PowerPoint Animation Pane
So you’ve put together the content of your presentation and you are now ready to animate it.
This is where the PowerPoint animation pane comes into play. As well as making animation easier, faster and less painful to work with, the PowerPoint animation pane may also give you easier access to some options.
For demonstration purposes, I have just created a new file with 6 bullet points, each in a text box.
The next thing to do is to view the animation pane.
From PowerPoint 2007 to 2013, you can see the option for the animation pane in the “Animation” ribbon towards the right.
Click on the first object to be animated and select the animation you want from the “Animation” options in the ribbon bar.
To keep it simple here, I will use “Fly In”.
I will click on each item to be animated and then select “Fly In” in the order they are to be animated.
The Animation Pane shows 6 animations, and my slide also has 6 numbers, 1 beside each bullet point.
Each number here corresponds with the number in the Animation Pane.
If you preview your presentation, you may notice that you have to tell PowerPoint when to move onto the next animation (this could be done with the space bar, return key, arrow down button, mouse button, a presentation clicker among other ways).
By default, the “Start” setting for animation is “On-Click”.
This means that the animation will start on click (where you tell PowerPoint to proceed) and then the next animation will start again when you click again.
There are two other Start settings, “With Previous” and “After Previous”.
We will look at each of these in turn.
The animation pane lists the order of objects to be animated – if you select something to start with previous, then it will be animated at the same time as the previous item (the item listed above it in the animation pane).
In our example, I have left the first point to start On-Click and changed points 2 to 6 to start “with previous”
To do this, I clicked on the second point and while holding down shift, clicked on the 6th point.
This selected all points in between.
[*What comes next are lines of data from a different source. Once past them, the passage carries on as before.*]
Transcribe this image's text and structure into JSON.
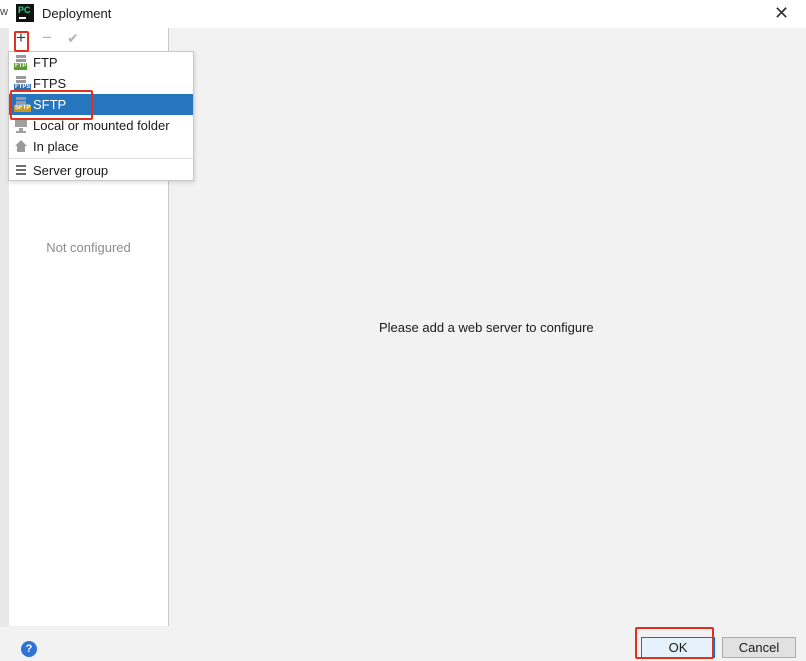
{
  "window": {
    "title": "Deployment",
    "app_icon_text": "PC",
    "close_glyph": "✕",
    "edge_char": "w"
  },
  "toolbar": {
    "add_glyph": "+",
    "remove_glyph": "−",
    "apply_glyph": "✔"
  },
  "add_menu": {
    "items": [
      {
        "label": "FTP",
        "icon": "ftp-server-icon",
        "tag": "FTP",
        "tag_color": "#5b9b2f"
      },
      {
        "label": "FTPS",
        "icon": "ftps-server-icon",
        "tag": "FTPS",
        "tag_color": "#2f6fb5"
      },
      {
        "label": "SFTP",
        "icon": "sftp-server-icon",
        "tag": "SFTP",
        "tag_color": "#c99a1d",
        "selected": true
      },
      {
        "label": "Local or mounted folder",
        "icon": "monitor-icon"
      },
      {
        "label": "In place",
        "icon": "house-icon"
      },
      {
        "label": "Server group",
        "icon": "server-group-icon"
      }
    ]
  },
  "server_list": {
    "empty_text": "Not configured"
  },
  "main": {
    "empty_message": "Please add a web server to configure"
  },
  "footer": {
    "help_glyph": "?",
    "ok_label": "OK",
    "cancel_label": "Cancel"
  },
  "colors": {
    "selection": "#2675bf",
    "highlight": "#e0301e",
    "help": "#2f73d4"
  }
}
Then from the menu available, I selected “With Previous”
Note our animation pane has only 1 number and in the presentation slide, “1” is beside all 6 points.
If you preview the presentation, when you click the first time all other animation happens with the first one.
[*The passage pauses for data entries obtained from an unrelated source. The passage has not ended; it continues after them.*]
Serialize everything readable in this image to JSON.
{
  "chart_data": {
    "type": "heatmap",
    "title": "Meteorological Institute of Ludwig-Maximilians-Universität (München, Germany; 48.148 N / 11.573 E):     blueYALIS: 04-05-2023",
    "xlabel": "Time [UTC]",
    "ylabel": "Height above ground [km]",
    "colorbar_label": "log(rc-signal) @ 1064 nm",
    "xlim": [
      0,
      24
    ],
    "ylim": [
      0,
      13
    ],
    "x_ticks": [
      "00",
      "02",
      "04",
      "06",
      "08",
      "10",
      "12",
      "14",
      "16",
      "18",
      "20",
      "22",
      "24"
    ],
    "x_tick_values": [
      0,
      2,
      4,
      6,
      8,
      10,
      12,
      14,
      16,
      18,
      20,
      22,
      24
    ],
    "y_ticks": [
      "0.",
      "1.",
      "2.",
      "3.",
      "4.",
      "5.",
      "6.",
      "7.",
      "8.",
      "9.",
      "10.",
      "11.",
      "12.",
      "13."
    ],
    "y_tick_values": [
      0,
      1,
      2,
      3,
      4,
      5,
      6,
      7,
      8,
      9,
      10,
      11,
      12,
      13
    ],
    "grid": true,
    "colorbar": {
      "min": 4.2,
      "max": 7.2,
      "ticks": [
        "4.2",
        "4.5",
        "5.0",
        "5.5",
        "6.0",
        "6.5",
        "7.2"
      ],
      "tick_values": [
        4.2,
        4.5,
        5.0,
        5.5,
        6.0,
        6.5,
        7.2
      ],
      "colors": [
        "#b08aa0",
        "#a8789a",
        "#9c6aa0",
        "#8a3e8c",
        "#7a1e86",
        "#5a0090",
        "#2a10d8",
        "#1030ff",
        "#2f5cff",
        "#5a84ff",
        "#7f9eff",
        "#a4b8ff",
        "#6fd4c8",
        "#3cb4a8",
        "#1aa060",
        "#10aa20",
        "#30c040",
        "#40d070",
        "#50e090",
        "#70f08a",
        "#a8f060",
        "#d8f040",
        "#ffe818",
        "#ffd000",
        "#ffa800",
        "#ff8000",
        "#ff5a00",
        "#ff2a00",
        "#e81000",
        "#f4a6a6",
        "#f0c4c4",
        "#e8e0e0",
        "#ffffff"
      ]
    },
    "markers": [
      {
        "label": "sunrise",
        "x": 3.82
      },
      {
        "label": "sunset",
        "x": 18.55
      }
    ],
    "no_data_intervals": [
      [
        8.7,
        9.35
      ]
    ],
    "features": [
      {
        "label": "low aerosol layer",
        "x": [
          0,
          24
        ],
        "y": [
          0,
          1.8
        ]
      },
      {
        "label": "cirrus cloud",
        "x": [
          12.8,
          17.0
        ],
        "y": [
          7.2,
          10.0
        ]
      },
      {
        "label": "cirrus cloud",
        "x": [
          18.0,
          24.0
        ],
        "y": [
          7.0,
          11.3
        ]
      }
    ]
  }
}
This time I have changed points 2 to 6 to start “After Previous”.
I did this in the same way I changed them to “With Previous” in the last example.
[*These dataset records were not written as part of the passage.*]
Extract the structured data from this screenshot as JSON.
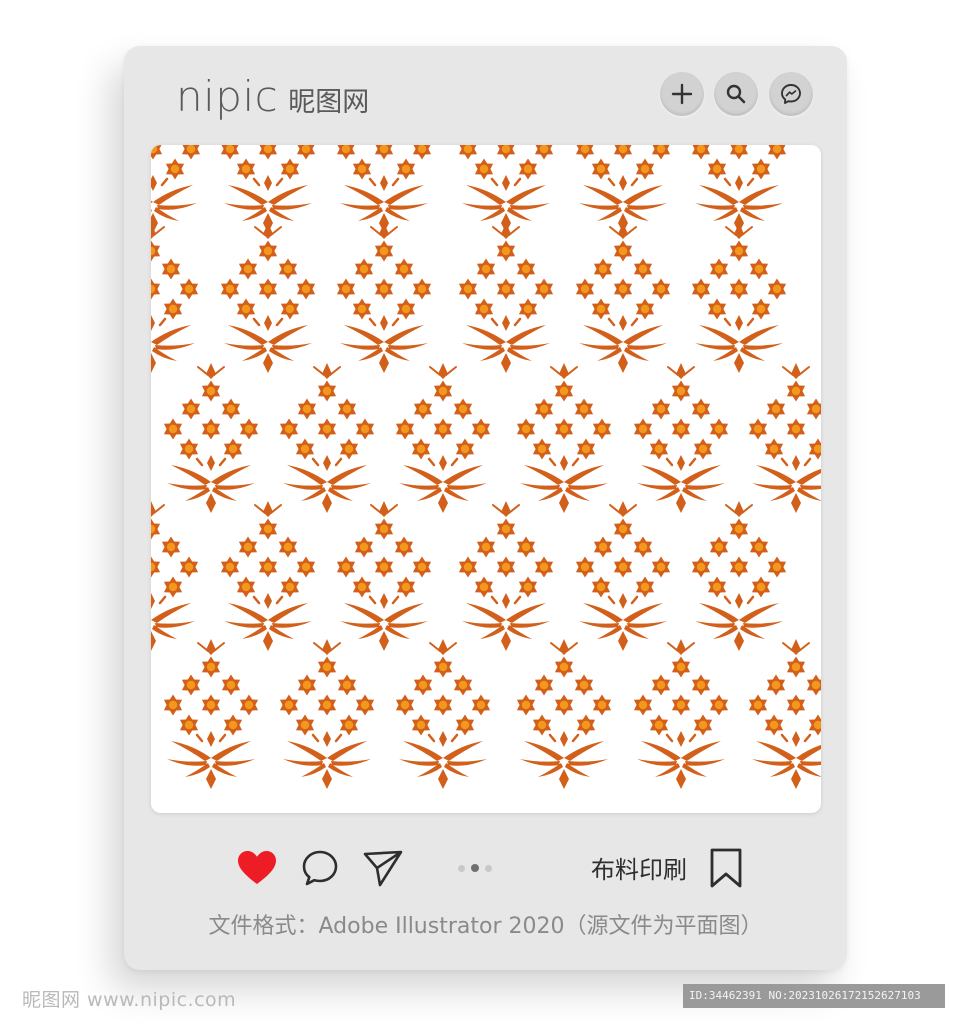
{
  "header": {
    "brand_name": "nipic",
    "brand_cn": "昵图网",
    "buttons": [
      {
        "icon": "plus-icon"
      },
      {
        "icon": "search-icon"
      },
      {
        "icon": "messenger-icon"
      }
    ]
  },
  "image": {
    "description_colors": {
      "dark": "#d2601a",
      "light": "#f3981d",
      "background": "#ffffff"
    }
  },
  "actions": {
    "like_icon": "heart-icon",
    "like_color": "#ee1c24",
    "comment_icon": "comment-icon",
    "share_icon": "send-icon",
    "pagination_total": 3,
    "pagination_active": 2,
    "tag_label": "布料印刷",
    "bookmark_icon": "bookmark-icon"
  },
  "caption": "文件格式：Adobe Illustrator 2020（源文件为平面图）",
  "watermark": {
    "left": "昵图网 www.nipic.com",
    "right": "ID:34462391 NO:20231026172152627103"
  },
  "colors": {
    "card": "#e7e7e7",
    "text": "#5a5a5a"
  }
}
The animation pane has changed slightly, note that the green boxes are now staggered.
Now if you preview the presentation, after you click to display the first point, then the second point will animate, when that is finished then the third point will animate and so on.
The animation will happen automatically after the previous animation has completed.
Combining With & After Previous
You don’t have to have a slide set to use either On-Click, With Previous or After Previous, you can combine all 3.
In some presentations I may want to display a graph and text at the same time, after another animation has happened and the next point may be set to on-click.
I also combine animation start times to have something appear at the same time or immediately after another object has disappeared.
Other PowerPoint Animation Pane Tips
The PowerPoint Animation Pane can also be used to change the order of animations.
I have reset my example so all points are in order and set to start on-click.
By clicking and dragging any item in the animation pane, you can move animation order up or down to quickly change the order of them.
Note that the animation pane still lists animation in order from 1 to 6, but, if you look at the number on the slide itself, or the numbers of the textboxes in the animation pane, then you will see that the order has changed.
Speed, Timings & Delays
The menus in the PowerPoint animation pane also give you “Timings” options.
Here you can change the speed (duration) of the animation, the delay allows you to delay the start of the animation. You can play around with other options to see how you might use them, but start, delay and duration are probably the ones you will use most often.
Depending on the animation selected you may see different effects options. For example some of the motion animations allow you to set the direction of the animation.
From here you can also add sound to animations and smooth settings.
Try It Yourself…
There are so many options available to you that one blog post won’t cover them, but here I have tried to cover the highlights and give you enough information to try it out for yourself.
So feel free to test different options, settings and animations.
But remember, you are not competing with Disney here, don’t allow animations to overshadow or replace good content!![grwebform url=”http://app.getresponse.com/view_webform.js?wid=4307503&u=CucD” css=”on”/]